Records from a dataset:
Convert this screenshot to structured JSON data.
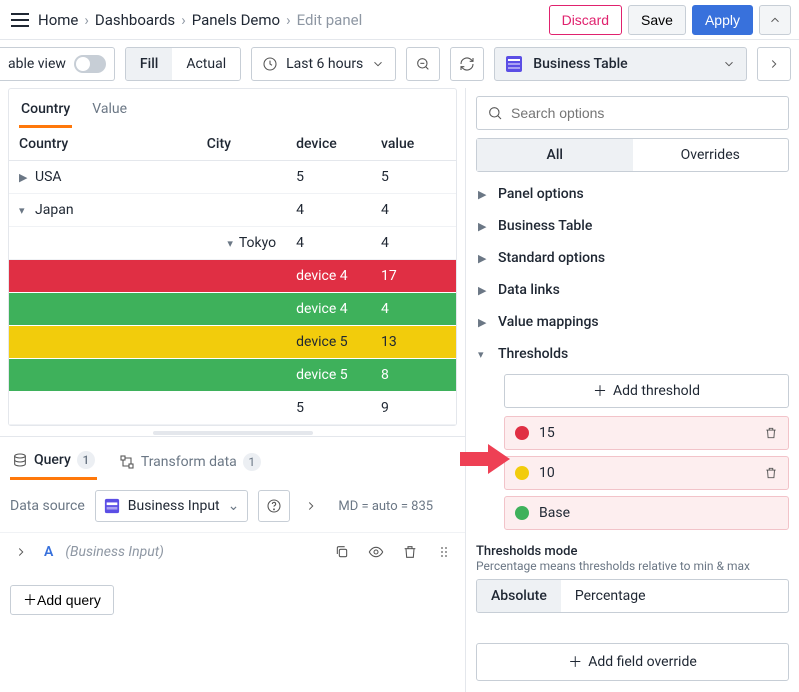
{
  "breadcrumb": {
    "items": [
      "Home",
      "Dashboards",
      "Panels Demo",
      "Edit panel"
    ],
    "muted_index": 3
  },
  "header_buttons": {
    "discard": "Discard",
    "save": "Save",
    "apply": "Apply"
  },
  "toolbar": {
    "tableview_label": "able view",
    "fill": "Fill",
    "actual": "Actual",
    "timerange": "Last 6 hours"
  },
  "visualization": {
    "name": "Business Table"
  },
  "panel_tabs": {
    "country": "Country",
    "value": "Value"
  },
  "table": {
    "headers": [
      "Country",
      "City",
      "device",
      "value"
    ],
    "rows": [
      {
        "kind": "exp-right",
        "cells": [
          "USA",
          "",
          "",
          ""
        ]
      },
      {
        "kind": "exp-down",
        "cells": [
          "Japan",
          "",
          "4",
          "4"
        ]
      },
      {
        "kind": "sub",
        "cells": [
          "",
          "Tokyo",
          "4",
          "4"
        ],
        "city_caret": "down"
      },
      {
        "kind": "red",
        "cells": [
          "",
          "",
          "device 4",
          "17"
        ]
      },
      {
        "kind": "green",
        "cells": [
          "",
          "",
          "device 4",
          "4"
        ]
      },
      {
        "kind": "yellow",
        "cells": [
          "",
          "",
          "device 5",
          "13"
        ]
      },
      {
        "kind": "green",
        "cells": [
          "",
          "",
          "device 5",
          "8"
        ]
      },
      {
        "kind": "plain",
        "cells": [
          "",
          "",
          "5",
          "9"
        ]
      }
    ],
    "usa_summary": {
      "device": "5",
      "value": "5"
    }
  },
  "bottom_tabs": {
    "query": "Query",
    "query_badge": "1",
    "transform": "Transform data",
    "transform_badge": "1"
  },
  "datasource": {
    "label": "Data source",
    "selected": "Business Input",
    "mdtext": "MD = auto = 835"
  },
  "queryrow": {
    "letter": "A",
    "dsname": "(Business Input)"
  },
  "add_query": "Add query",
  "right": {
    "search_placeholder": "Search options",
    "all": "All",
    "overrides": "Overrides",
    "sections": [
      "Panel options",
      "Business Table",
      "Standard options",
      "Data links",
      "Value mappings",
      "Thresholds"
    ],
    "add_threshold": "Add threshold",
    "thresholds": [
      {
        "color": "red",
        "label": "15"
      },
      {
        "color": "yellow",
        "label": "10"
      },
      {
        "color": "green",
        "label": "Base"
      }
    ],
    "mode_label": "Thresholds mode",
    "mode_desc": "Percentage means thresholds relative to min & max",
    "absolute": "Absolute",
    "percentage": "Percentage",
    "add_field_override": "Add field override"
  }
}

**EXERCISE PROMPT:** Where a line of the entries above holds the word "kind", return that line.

**SOLUTION TO THIS EXERCISE:**
        "kind": "exp-right",
        "kind": "exp-down",
        "kind": "sub",
        "kind": "red",
        "kind": "green",
        "kind": "yellow",
        "kind": "green",
        "kind": "plain",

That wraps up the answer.